■ **EXERCISE GOAL**
Return each line of the records below that contains the word "days".

─── SUPPLIED MATERIAL

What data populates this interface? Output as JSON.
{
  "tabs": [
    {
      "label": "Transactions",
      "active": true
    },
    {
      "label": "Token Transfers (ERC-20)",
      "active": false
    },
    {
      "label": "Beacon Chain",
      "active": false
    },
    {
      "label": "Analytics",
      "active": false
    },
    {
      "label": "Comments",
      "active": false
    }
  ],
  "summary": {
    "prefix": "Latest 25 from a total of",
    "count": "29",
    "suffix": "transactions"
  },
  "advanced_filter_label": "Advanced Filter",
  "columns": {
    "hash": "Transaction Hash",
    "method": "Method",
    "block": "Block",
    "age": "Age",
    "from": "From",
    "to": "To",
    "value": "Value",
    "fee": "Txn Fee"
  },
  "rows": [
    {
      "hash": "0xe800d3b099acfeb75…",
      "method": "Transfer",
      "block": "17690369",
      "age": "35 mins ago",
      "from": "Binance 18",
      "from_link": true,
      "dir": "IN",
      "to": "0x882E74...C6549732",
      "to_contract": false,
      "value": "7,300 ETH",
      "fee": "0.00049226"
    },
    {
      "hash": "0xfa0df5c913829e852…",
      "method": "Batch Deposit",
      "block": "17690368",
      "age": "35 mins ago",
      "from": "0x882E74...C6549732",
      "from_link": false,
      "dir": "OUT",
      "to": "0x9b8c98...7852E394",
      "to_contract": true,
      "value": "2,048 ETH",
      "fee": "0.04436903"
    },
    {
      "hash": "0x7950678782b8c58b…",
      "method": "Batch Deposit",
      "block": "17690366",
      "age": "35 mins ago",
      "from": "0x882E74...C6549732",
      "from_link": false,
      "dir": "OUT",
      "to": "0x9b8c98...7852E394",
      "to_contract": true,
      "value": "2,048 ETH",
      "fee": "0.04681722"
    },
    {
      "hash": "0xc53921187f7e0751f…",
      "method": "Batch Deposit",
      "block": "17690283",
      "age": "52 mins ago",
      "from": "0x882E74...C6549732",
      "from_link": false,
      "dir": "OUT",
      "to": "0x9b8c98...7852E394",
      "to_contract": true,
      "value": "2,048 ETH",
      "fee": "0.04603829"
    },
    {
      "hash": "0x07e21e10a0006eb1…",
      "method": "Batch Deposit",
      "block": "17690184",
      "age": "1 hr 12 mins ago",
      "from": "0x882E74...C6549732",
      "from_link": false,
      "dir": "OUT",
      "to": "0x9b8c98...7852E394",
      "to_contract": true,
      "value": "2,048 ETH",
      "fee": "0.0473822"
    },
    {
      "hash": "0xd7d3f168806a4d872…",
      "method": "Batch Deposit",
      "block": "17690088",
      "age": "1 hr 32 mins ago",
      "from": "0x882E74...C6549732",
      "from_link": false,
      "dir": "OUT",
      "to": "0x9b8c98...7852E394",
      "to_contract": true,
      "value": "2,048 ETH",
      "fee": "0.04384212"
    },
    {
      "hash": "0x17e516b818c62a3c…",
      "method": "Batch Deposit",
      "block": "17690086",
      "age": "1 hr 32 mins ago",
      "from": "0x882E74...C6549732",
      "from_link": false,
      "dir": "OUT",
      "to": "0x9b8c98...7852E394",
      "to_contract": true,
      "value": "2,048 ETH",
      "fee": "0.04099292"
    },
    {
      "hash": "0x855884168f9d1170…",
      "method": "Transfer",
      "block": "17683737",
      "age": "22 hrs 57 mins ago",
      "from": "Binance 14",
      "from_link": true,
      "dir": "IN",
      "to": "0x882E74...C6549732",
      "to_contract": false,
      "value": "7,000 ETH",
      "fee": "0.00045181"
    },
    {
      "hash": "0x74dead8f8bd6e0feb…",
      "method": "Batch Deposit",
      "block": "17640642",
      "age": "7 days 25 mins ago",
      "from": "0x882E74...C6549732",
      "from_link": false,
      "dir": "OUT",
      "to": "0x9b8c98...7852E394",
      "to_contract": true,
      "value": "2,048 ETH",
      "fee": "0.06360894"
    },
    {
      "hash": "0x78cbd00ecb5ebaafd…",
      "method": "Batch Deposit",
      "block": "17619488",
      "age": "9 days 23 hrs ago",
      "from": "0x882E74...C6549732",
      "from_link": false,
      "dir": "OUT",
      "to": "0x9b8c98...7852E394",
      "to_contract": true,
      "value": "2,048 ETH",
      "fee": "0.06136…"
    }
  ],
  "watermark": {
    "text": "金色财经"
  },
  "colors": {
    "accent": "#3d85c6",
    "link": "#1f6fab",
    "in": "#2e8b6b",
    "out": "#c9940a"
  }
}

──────

■ **EXPECTED OUTPUT**
      "age": "7 days 25 mins ago",
      "age": "9 days 23 hrs ago",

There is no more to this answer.